= Beginning of Section =

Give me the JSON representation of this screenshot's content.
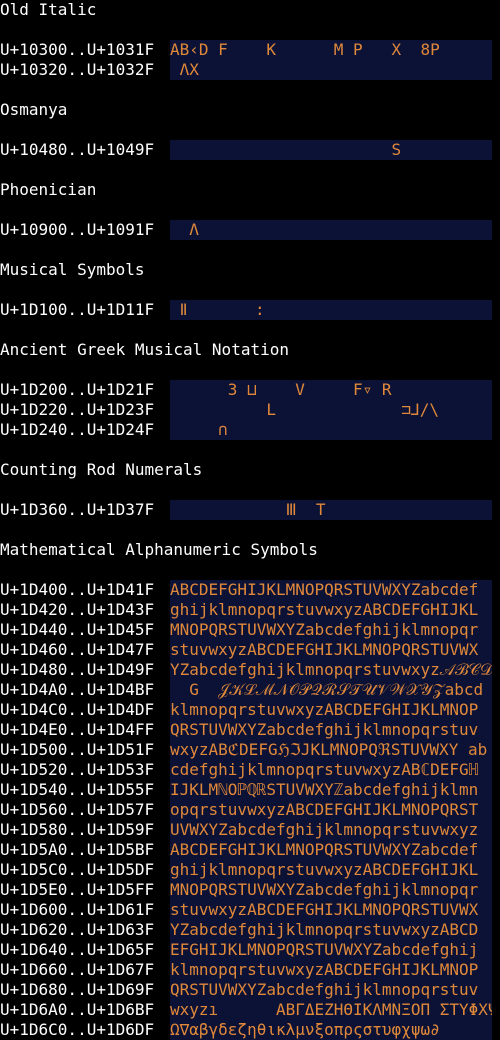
{
  "colors": {
    "background": "#000000",
    "label_text": "#ffffff",
    "glyph_text": "#e0883a",
    "glyph_cell": "#0b1236"
  },
  "sections": [
    {
      "title": "Old Italic",
      "rows": [
        {
          "range": "U+10300..U+1031F",
          "glyphs": "AB‹D F    K      M P   X  8P"
        },
        {
          "range": "U+10320..U+1032F",
          "glyphs": " ΛX"
        }
      ]
    },
    {
      "title": "Osmanya",
      "rows": [
        {
          "range": "U+10480..U+1049F",
          "glyphs": "                       S"
        }
      ]
    },
    {
      "title": "Phoenician",
      "rows": [
        {
          "range": "U+10900..U+1091F",
          "glyphs": "  Λ"
        }
      ]
    },
    {
      "title": "Musical Symbols",
      "rows": [
        {
          "range": "U+1D100..U+1D11F",
          "glyphs": " Ⅱ       :"
        }
      ]
    },
    {
      "title": "Ancient Greek Musical Notation",
      "rows": [
        {
          "range": "U+1D200..U+1D21F",
          "glyphs": "      3 ⊔    V     F▿ R"
        },
        {
          "range": "U+1D220..U+1D23F",
          "glyphs": "          L             ⊐⅃/\\"
        },
        {
          "range": "U+1D240..U+1D24F",
          "glyphs": "     ∩"
        }
      ]
    },
    {
      "title": "Counting Rod Numerals",
      "rows": [
        {
          "range": "U+1D360..U+1D37F",
          "glyphs": "            Ⅲ  T"
        }
      ]
    },
    {
      "title": "Mathematical Alphanumeric Symbols",
      "rows": [
        {
          "range": "U+1D400..U+1D41F",
          "glyphs": "ABCDEFGHIJKLMNOPQRSTUVWXYZabcdef"
        },
        {
          "range": "U+1D420..U+1D43F",
          "glyphs": "ghijklmnopqrstuvwxyzABCDEFGHIJKL"
        },
        {
          "range": "U+1D440..U+1D45F",
          "glyphs": "MNOPQRSTUVWXYZabcdefghijklmnopqr"
        },
        {
          "range": "U+1D460..U+1D47F",
          "glyphs": "stuvwxyzABCDEFGHIJKLMNOPQRSTUVWX"
        },
        {
          "range": "U+1D480..U+1D49F",
          "glyphs": "YZabcdefghijklmnopqrstuvwxyz𝒜ℬ𝒞𝒟"
        },
        {
          "range": "U+1D4A0..U+1D4BF",
          "glyphs": "  G  𝒥𝒦ℒℳ𝒩𝒪𝒫𝒬ℛ𝒮𝒯𝒰𝒱𝒲𝒳𝒴𝒵abcd f ghij"
        },
        {
          "range": "U+1D4C0..U+1D4DF",
          "glyphs": "klmnopqrstuvwxyzABCDEFGHIJKLMNOP"
        },
        {
          "range": "U+1D4E0..U+1D4FF",
          "glyphs": "QRSTUVWXYZabcdefghijklmnopqrstuv"
        },
        {
          "range": "U+1D500..U+1D51F",
          "glyphs": "wxyzABℭDEFGℌℑJKLMNOPQℜSTUVWXY ab"
        },
        {
          "range": "U+1D520..U+1D53F",
          "glyphs": "cdefghijklmnopqrstuvwxyzABℂDEFGℍ"
        },
        {
          "range": "U+1D540..U+1D55F",
          "glyphs": "IJKLMℕOℙℚℝSTUVWXYℤabcdefghijklmn"
        },
        {
          "range": "U+1D560..U+1D57F",
          "glyphs": "opqrstuvwxyzABCDEFGHIJKLMNOPQRST"
        },
        {
          "range": "U+1D580..U+1D59F",
          "glyphs": "UVWXYZabcdefghijklmnopqrstuvwxyz"
        },
        {
          "range": "U+1D5A0..U+1D5BF",
          "glyphs": "ABCDEFGHIJKLMNOPQRSTUVWXYZabcdef"
        },
        {
          "range": "U+1D5C0..U+1D5DF",
          "glyphs": "ghijklmnopqrstuvwxyzABCDEFGHIJKL"
        },
        {
          "range": "U+1D5E0..U+1D5FF",
          "glyphs": "MNOPQRSTUVWXYZabcdefghijklmnopqr"
        },
        {
          "range": "U+1D600..U+1D61F",
          "glyphs": "stuvwxyzABCDEFGHIJKLMNOPQRSTUVWX"
        },
        {
          "range": "U+1D620..U+1D63F",
          "glyphs": "YZabcdefghijklmnopqrstuvwxyzABCD"
        },
        {
          "range": "U+1D640..U+1D65F",
          "glyphs": "EFGHIJKLMNOPQRSTUVWXYZabcdefghij"
        },
        {
          "range": "U+1D660..U+1D67F",
          "glyphs": "klmnopqrstuvwxyzABCDEFGHIJKLMNOP"
        },
        {
          "range": "U+1D680..U+1D69F",
          "glyphs": "QRSTUVWXYZabcdefghijklmnopqrstuv"
        },
        {
          "range": "U+1D6A0..U+1D6BF",
          "glyphs": "wxyzı      ΑΒΓΔΕΖΗΘΙΚΛΜΝΞΟΠ ΣΤΥΦΧΨ"
        },
        {
          "range": "U+1D6C0..U+1D6DF",
          "glyphs": "Ω∇αβγδεζηθικλμνξοπρςστυφχψω∂"
        }
      ]
    }
  ]
}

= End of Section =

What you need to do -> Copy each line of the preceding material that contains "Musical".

Task solution ->
      "title": "Musical Symbols",
      "title": "Ancient Greek Musical Notation",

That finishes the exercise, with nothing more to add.